The foundation of the confessions is his past life about which he preaches while adding some opinions about the possibility of a sinless life.
The work is divided into 13 books.
The first book Augustine dedicated to the first 15 years of his life. From the first book we can see his dedication to some classic authors such as Virgil.
The book is written as a confession. Augustine talks about his sins, even the little unimportant ones. He also felt the need to apologize for preferring playing over studying.
He gave a harsh judgment of the ancient literature because he considered it to be made-up and a bad influence on youth.
In the second book he describes his life from the age of 16. We found out about his passions, sins and a bit outrageous life. He also talks about his studying in Thagaste.
The third book is dedicated to his studying in Carthage. We see life through his student eyes, his adventures, love relationships and his big love for theatre.
He was studying Cicerone at that time and he joined the Manicheans but he criticized it in the book.

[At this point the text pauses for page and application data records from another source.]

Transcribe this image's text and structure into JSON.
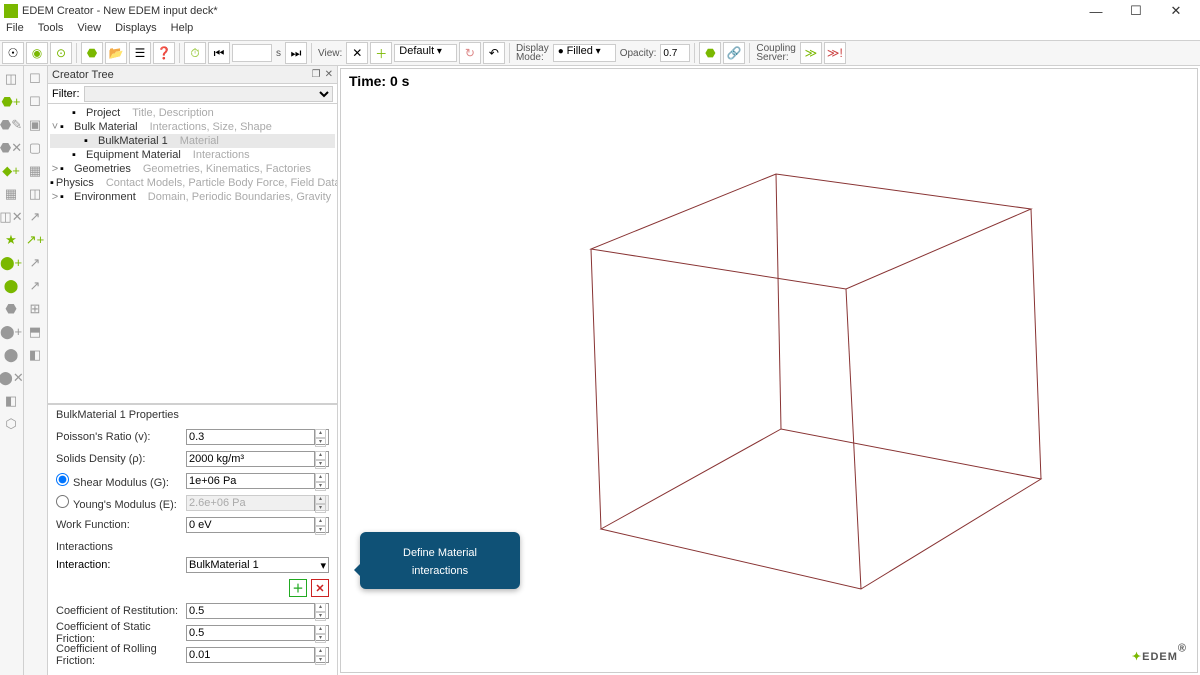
{
  "window": {
    "title": "EDEM Creator - New EDEM input deck*"
  },
  "menu": {
    "items": [
      "File",
      "Tools",
      "View",
      "Displays",
      "Help"
    ]
  },
  "toolbar": {
    "seconds_suffix": "s",
    "view_label": "View:",
    "default_label": "Default",
    "display_mode_label": "Display\nMode:",
    "display_mode_value": "Filled",
    "opacity_label": "Opacity:",
    "opacity_value": "0.7",
    "coupling_label": "Coupling\nServer:"
  },
  "panel": {
    "title": "Creator Tree",
    "filter_label": "Filter:"
  },
  "tree": [
    {
      "indent": 12,
      "exp": "",
      "label": "Project",
      "desc": "Title, Description",
      "sel": false
    },
    {
      "indent": 0,
      "exp": "˅",
      "label": "Bulk Material",
      "desc": "Interactions, Size, Shape",
      "sel": false
    },
    {
      "indent": 24,
      "exp": "",
      "label": "BulkMaterial 1",
      "desc": "Material",
      "sel": true
    },
    {
      "indent": 12,
      "exp": "",
      "label": "Equipment Material",
      "desc": "Interactions",
      "sel": false
    },
    {
      "indent": 0,
      "exp": "˃",
      "label": "Geometries",
      "desc": "Geometries, Kinematics, Factories",
      "sel": false
    },
    {
      "indent": 12,
      "exp": "",
      "label": "Physics",
      "desc": "Contact Models, Particle Body Force, Field Data",
      "sel": false
    },
    {
      "indent": 0,
      "exp": "˃",
      "label": "Environment",
      "desc": "Domain, Periodic Boundaries, Gravity",
      "sel": false
    }
  ],
  "props": {
    "title": "BulkMaterial 1 Properties",
    "poisson_label": "Poisson's Ratio (v):",
    "poisson_value": "0.3",
    "density_label": "Solids Density (ρ):",
    "density_value": "2000 kg/m³",
    "shear_label": "Shear Modulus (G):",
    "shear_value": "1e+06 Pa",
    "young_label": "Young's Modulus (E):",
    "young_value": "2.6e+06 Pa",
    "work_label": "Work Function:",
    "work_value": "0 eV",
    "interactions_label": "Interactions",
    "interaction_label": "Interaction:",
    "interaction_value": "BulkMaterial 1",
    "restitution_label": "Coefficient of Restitution:",
    "restitution_value": "0.5",
    "static_label": "Coefficient of Static Friction:",
    "static_value": "0.5",
    "rolling_label": "Coefficient of Rolling Friction:",
    "rolling_value": "0.01"
  },
  "viewport": {
    "time": "Time: 0 s",
    "logo": "EDEM"
  },
  "callout": {
    "text": "Define Material interactions"
  }
}
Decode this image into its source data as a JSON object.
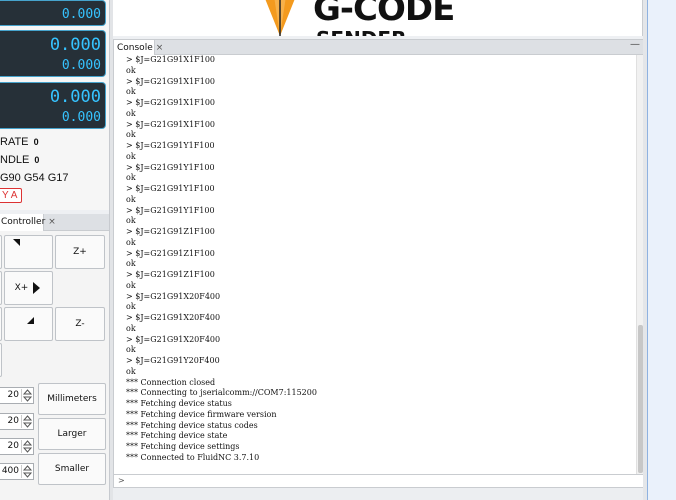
{
  "dro": {
    "row1_sub": "0.000",
    "row2_main": "0.000",
    "row2_sub": "0.000",
    "row3_main": "0.000",
    "row3_sub": "0.000",
    "feed_label": "RATE",
    "feed_value": "0",
    "spindle_label": "NDLE",
    "spindle_value": "0",
    "gcode_state": "G90 G54 G17",
    "alarm_badge": "Y A"
  },
  "controller": {
    "tab_label": "Controller",
    "tab_close": "×",
    "z_plus": "Z+",
    "x_plus": "X+",
    "z_minus": "Z-",
    "step_values": [
      "20",
      "20",
      "20",
      "400"
    ],
    "units_button": "Millimeters",
    "larger_button": "Larger",
    "smaller_button": "Smaller"
  },
  "logo": {
    "word_line1": "G-CODE",
    "word_line2": "SENDER"
  },
  "console": {
    "tab_label": "Console",
    "tab_close": "×",
    "minimize": "—",
    "lines": [
      "> $J=G21G91X1F100",
      "ok",
      "> $J=G21G91X1F100",
      "ok",
      "> $J=G21G91X1F100",
      "ok",
      "> $J=G21G91X1F100",
      "ok",
      "> $J=G21G91Y1F100",
      "ok",
      "> $J=G21G91Y1F100",
      "ok",
      "> $J=G21G91Y1F100",
      "ok",
      "> $J=G21G91Y1F100",
      "ok",
      "> $J=G21G91Z1F100",
      "ok",
      "> $J=G21G91Z1F100",
      "ok",
      "> $J=G21G91Z1F100",
      "ok",
      "> $J=G21G91X20F400",
      "ok",
      "> $J=G21G91X20F400",
      "ok",
      "> $J=G21G91X20F400",
      "ok",
      "> $J=G21G91Y20F400",
      "ok",
      "*** Connection closed",
      "*** Connecting to jserialcomm://COM7:115200",
      "*** Fetching device status",
      "*** Fetching device firmware version",
      "*** Fetching device status codes",
      "*** Fetching device state",
      "*** Fetching device settings",
      "*** Connected to FluidNC 3.7.10"
    ],
    "input_prompt": ">"
  },
  "colors": {
    "dro_background": "#263038",
    "dro_text": "#36c3ff",
    "alarm": "#dd3333",
    "logo_orange": "#f39a1e"
  },
  "icons": {
    "jog_diagonal": "arrow-triangle-icon",
    "jog_x_plus": "play-triangle-icon",
    "spinner": "up-down-arrows-icon"
  }
}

The end of the third book talks about his mother's dream. She dreamed of her son turning to Christianity.
His life from when he was 20 to when he was 29 is covered in the fourth book. He got involved with rhetoric and still didn't give much thought to converting.
In the fifth, sixth and seventh book he described his life in Rome and Milan. He studied and listened to bishop Ambrosius, came closer to Christianity and decided to leave the Manichaeism.

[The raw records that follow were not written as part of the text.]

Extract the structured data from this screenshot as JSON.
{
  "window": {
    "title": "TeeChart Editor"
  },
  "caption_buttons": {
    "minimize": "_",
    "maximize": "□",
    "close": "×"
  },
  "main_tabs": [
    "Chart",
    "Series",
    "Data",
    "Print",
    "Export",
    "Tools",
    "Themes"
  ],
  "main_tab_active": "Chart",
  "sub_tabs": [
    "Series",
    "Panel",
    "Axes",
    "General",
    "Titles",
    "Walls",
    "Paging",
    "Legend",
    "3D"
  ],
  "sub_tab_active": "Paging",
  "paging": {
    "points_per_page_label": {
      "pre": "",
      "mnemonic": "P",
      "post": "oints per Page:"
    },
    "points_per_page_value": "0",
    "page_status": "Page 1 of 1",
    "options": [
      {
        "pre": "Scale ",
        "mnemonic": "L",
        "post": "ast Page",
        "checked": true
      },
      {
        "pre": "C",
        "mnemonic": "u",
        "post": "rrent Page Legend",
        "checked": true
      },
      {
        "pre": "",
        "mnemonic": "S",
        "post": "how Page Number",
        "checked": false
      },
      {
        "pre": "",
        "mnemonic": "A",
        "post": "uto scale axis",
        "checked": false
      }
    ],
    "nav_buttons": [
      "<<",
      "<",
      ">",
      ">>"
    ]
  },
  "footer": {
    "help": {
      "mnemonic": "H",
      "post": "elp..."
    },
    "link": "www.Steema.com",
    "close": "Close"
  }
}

The studying of Apostle Paul's work that concerned the Christ's secrets influenced him a lot.
The eight book carried a special significance for Augustine. Right in the middle of the book we can read everything about his conversion to Christianity. One of the most important parts is when he was handed a book and told to take it and read it by a voice.

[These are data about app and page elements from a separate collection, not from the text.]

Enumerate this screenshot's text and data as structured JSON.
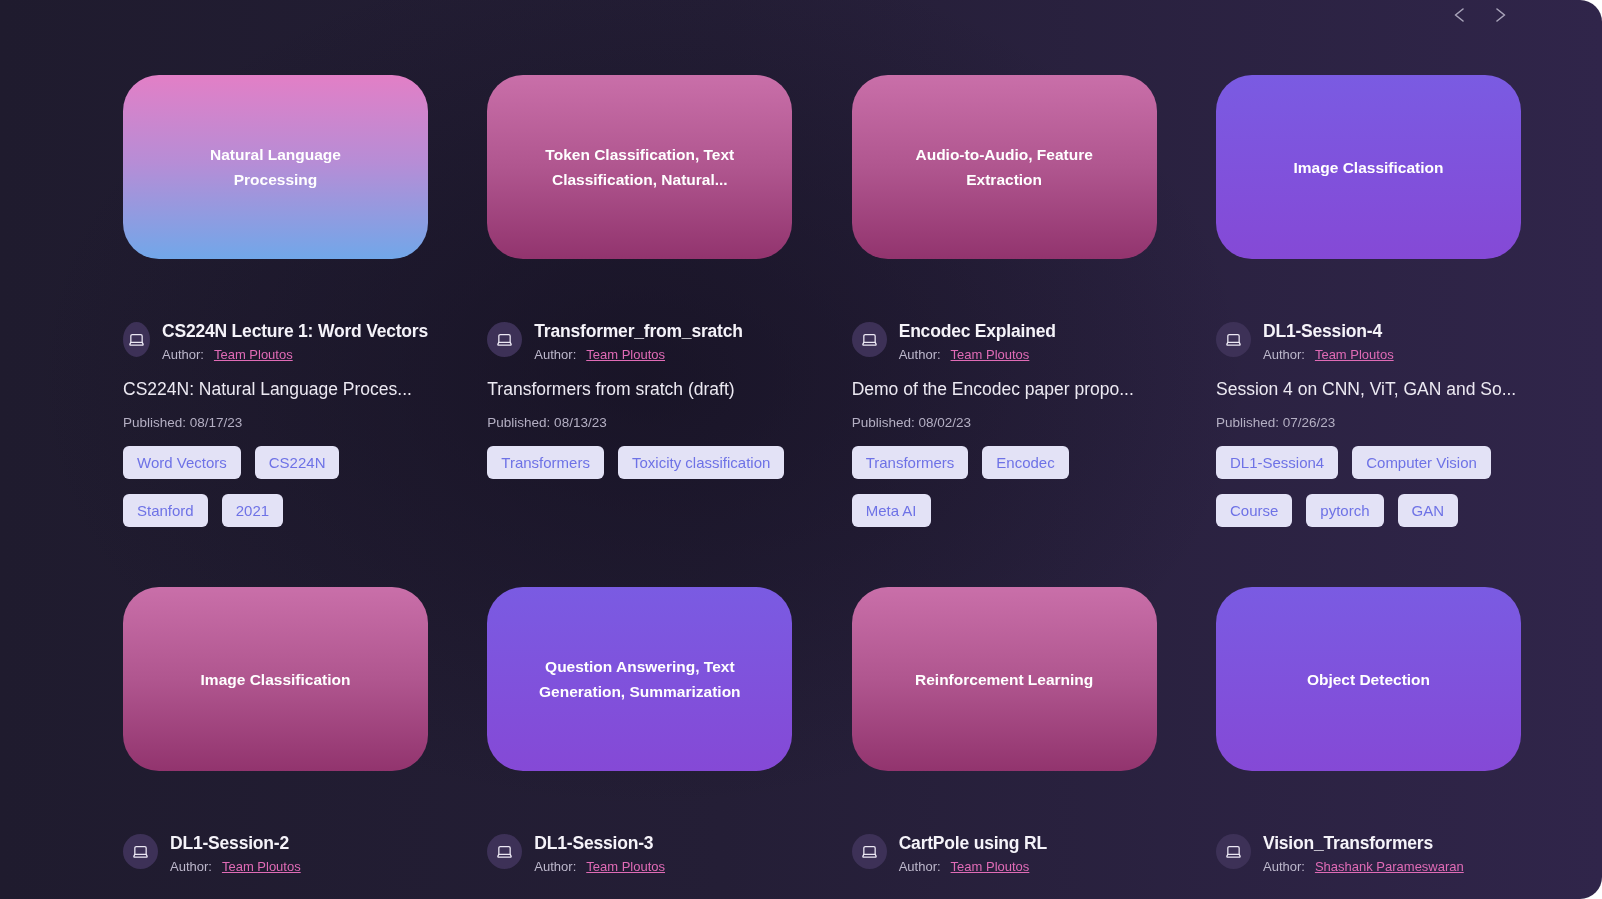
{
  "projects": [
    {
      "cover": {
        "kind": "pink-blue",
        "label": [
          "Natural Language",
          "Processing"
        ]
      },
      "title": "CS224N Lecture 1: Word Vectors",
      "author_label": "Author:",
      "author": "Team Ploutos",
      "description": "CS224N: Natural Language Proces...",
      "published": "Published: 08/17/23",
      "tags": [
        "Word Vectors",
        "CS224N",
        "Stanford",
        "2021"
      ]
    },
    {
      "cover": {
        "kind": "pink",
        "label": [
          "Token Classification, Text",
          "Classification, Natural..."
        ]
      },
      "title": "Transformer_from_sratch",
      "author_label": "Author:",
      "author": "Team Ploutos",
      "description": "Transformers from sratch (draft)",
      "published": "Published: 08/13/23",
      "tags": [
        "Transformers",
        "Toxicity classification"
      ]
    },
    {
      "cover": {
        "kind": "pink",
        "label": [
          "Audio-to-Audio, Feature",
          "Extraction"
        ]
      },
      "title": "Encodec Explained",
      "author_label": "Author:",
      "author": "Team Ploutos",
      "description": "Demo of the Encodec paper propo...",
      "published": "Published: 08/02/23",
      "tags": [
        "Transformers",
        "Encodec",
        "Meta AI"
      ]
    },
    {
      "cover": {
        "kind": "purple",
        "label": [
          "Image Classification"
        ]
      },
      "title": "DL1-Session-4",
      "author_label": "Author:",
      "author": "Team Ploutos",
      "description": "Session 4 on CNN, ViT, GAN and So...",
      "published": "Published: 07/26/23",
      "tags": [
        "DL1-Session4",
        "Computer Vision",
        "Course",
        "pytorch",
        "GAN"
      ]
    },
    {
      "cover": {
        "kind": "pink",
        "label": [
          "Image Classification"
        ]
      },
      "title": "DL1-Session-2",
      "author_label": "Author:",
      "author": "Team Ploutos"
    },
    {
      "cover": {
        "kind": "purple",
        "label": [
          "Question Answering, Text",
          "Generation, Summarization"
        ]
      },
      "title": "DL1-Session-3",
      "author_label": "Author:",
      "author": "Team Ploutos"
    },
    {
      "cover": {
        "kind": "pink",
        "label": [
          "Reinforcement Learning"
        ]
      },
      "title": "CartPole using RL",
      "author_label": "Author:",
      "author": "Team Ploutos"
    },
    {
      "cover": {
        "kind": "purple",
        "label": [
          "Object Detection"
        ]
      },
      "title": "Vision_Transformers",
      "author_label": "Author:",
      "author": "Shashank Parameswaran"
    }
  ]
}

In the ninth book he described the happiness he felt after the conversion. He also wrote about his mother's death and his trip to Africa.
The tenth book describes his present life, the state of his soul in the moment of the writing. It analyses the human life and arrogance, sensibility and curiosity.
The mentioned book came to life ten years after his conversion in 397 in Hippo.
In the eleventh, tenth and the thirteenth Augustine stops writing about the past and gets involved with the theme of eternity.
The last book finishes in the same tone as the first one. Augustine calls God to thank him for his mercy and kindness.
In all of the books we can find the main characteristics we see in the autobiographies written after this one.
They are: Augustine's childhood without the notion of faith, sins he made in his youth, reading of paganism works, the downfall of his spirit, reminiscence of his former life, notion of time passing by and the problem concerning every religious man.
Augustine also speaks about the symbolic things that had happened during his birth and about the influence of poverty on his life and his relation with his mother and her kindness.
Augustine reveals the motives that made him write his work and we find out that his friends take most of the credit for his writing. Still, he emphasized that the most important motives were inside of him. He wanted to serve as a role model and wanted to describe the ways he came to know faith.
He started his storytelling ten days after his conversion. “Confessions” is a retrospective work because he talk in the first person singular and occasionally, mostly in the last few books, he writes about the present.
Most of the event are told from his present point of view.
The base of the storytelling is his soul's calling for salvation. His narration is also marked with theology and philosophy. He talks to God, thanks him and prays in his monologues. In the end it all looks like a dialogue between a sinner and God.
He described his life because he wanted to make it an example for others in the future. He believed that his life was God's decision and that God is the only one that can allow him to know life at its fullest.
His intellectual growth also had a big influence on his life. He described completely opposite intellectual studies that divided his life into two phases. Ancient writers led him to sin while the Bible helped him know true faith.
This work is specific because we know little about any other character but Augustine who is the writer of his own biography. The work concerns him, his life and his relationship with God and faith.
Augustine every now and then mentions people who were significant for his conversion and faith. His mother Monica is mostly mentioned because she believed a man could be forgiven.